Cornish design brand Green & Blue considers nature its primary stakeholder, making habitats for solitary bees, birds and bats. Sebastian Cox makes furniture not based on market demand but on what can be made from the timber that comes out of woodlands managed for biodiversity.
Boardroom 2030 is a model that encourages this type of thinking. The idea is to invite different stakeholders – young people, employees, representatives from marginalised groups, members of local communities, even advocates for the more-than-human world – to take part in board meetings. Watching the Eden Project’s mock youth board meeting live at Cornwall’s Boardroom 2030 activation earlier this year, it was exhilarating to see the perspectives of experienced board members shift as young people posed new and difficult questions.
Creative thinkers within architecture and design practices have been challenging traditional business models for decades. Architecture studio RSHP is owned not by its founders or directors, but by a charity. It does make a profit, but everyone gets a share and donates 20 per cent to good causes. In 2007, the firm’s late co-founder Richard Rogers said: “A very major part of my architecture is about trying to create a world which is influenced for the better through public space and private space.”
Amsterdam-based New Heroes operates a model co-founder Lucas de Man describes as “a social-freelance organisation”, in which no-one is directly employed, staff choose projects and roles, there are only two pay grades and all are entitled to sick pay. De Man argues that this trust-based system is better for the environment because it promotes collaboration, diversity and innovation.
We have just eight years to avoid existential catastrophe. The question is not whether we have time to rethink capitalism, but whether we have time not to. Design practices must lead the way in putting people and planet alongside profit if we are to get through this decisive decade with any hope for the future.
Katie Treggiden is an author, journalist, podcaster and keynote speaker championing a circular approach to design.
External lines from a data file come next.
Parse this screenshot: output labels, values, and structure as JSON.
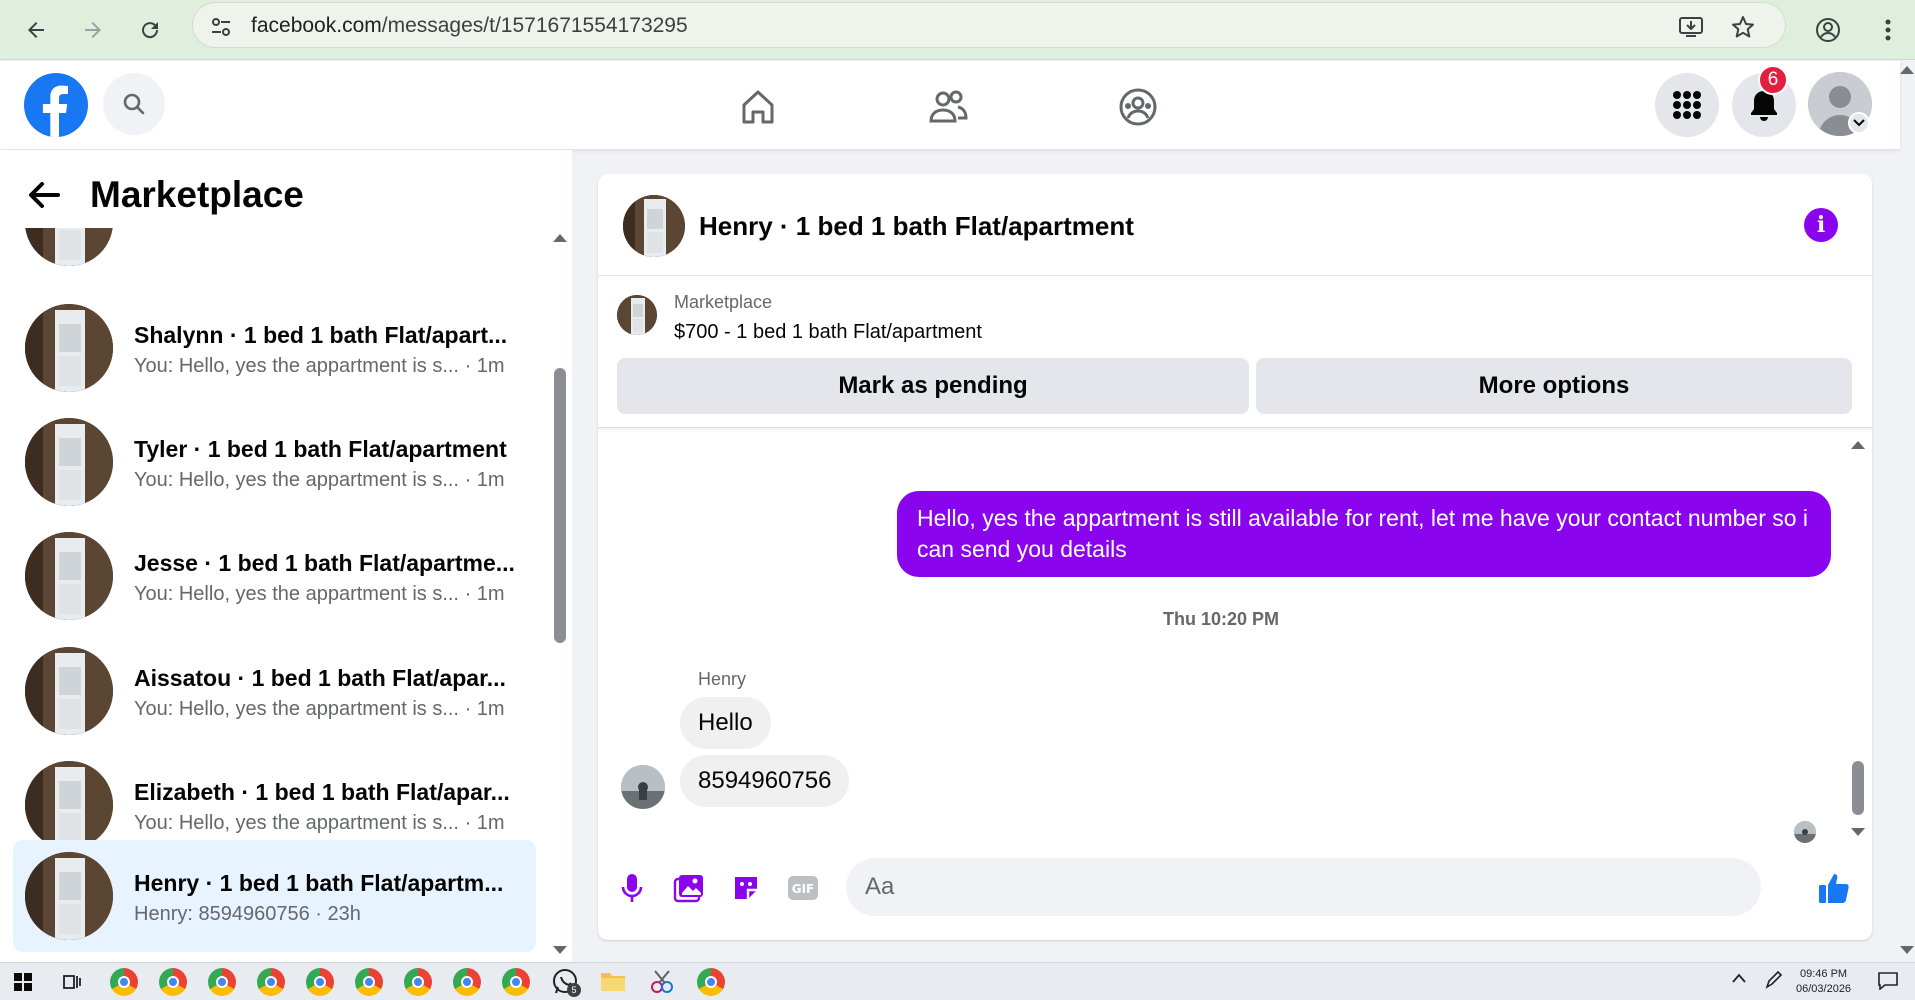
{
  "browser": {
    "url_host": "facebook.com",
    "url_path": "/messages/t/1571671554173295"
  },
  "header": {
    "notification_count": "6"
  },
  "left_panel": {
    "title": "Marketplace",
    "conversations": [
      {
        "name": "Shalynn · 1 bed 1 bath Flat/apart...",
        "preview": "You: Hello, yes the appartment is s...",
        "time": "· 1m"
      },
      {
        "name": "Tyler · 1 bed 1 bath Flat/apartment",
        "preview": "You: Hello, yes the appartment is s...",
        "time": "· 1m"
      },
      {
        "name": "Jesse · 1 bed 1 bath Flat/apartme...",
        "preview": "You: Hello, yes the appartment is s...",
        "time": "· 1m"
      },
      {
        "name": "Aissatou · 1 bed 1 bath Flat/apar...",
        "preview": "You: Hello, yes the appartment is s...",
        "time": "· 1m"
      },
      {
        "name": "Elizabeth · 1 bed 1 bath Flat/apar...",
        "preview": "You: Hello, yes the appartment is s...",
        "time": "· 1m"
      },
      {
        "name": "Henry · 1 bed 1 bath Flat/apartm...",
        "preview": "Henry: 8594960756",
        "time": "· 23h"
      }
    ]
  },
  "chat": {
    "title": "Henry · 1 bed 1 bath Flat/apartment",
    "marketplace_label": "Marketplace",
    "listing_title": "$700 - 1 bed 1 bath Flat/apartment",
    "mark_pending_label": "Mark as pending",
    "more_options_label": "More options",
    "messages": {
      "outgoing": "Hello, yes the appartment is still available for rent, let me have your contact number so i can send you details",
      "timestamp": "Thu 10:20 PM",
      "sender": "Henry",
      "incoming_1": "Hello",
      "incoming_2": "8594960756"
    },
    "composer_placeholder": "Aa"
  },
  "taskbar": {
    "time": "09:46 PM",
    "date": "06/03/2026",
    "whatsapp_badge": "5"
  },
  "colors": {
    "accent": "#8a04ed",
    "brand": "#1877f2"
  }
}
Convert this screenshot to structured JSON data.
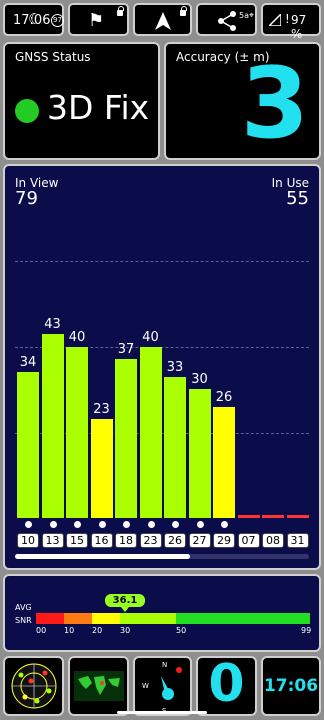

She is the founder and director of Making Design Circular, a membership community for designer-makers who want to become more sustainable. She is also a Dezeen Awards judge.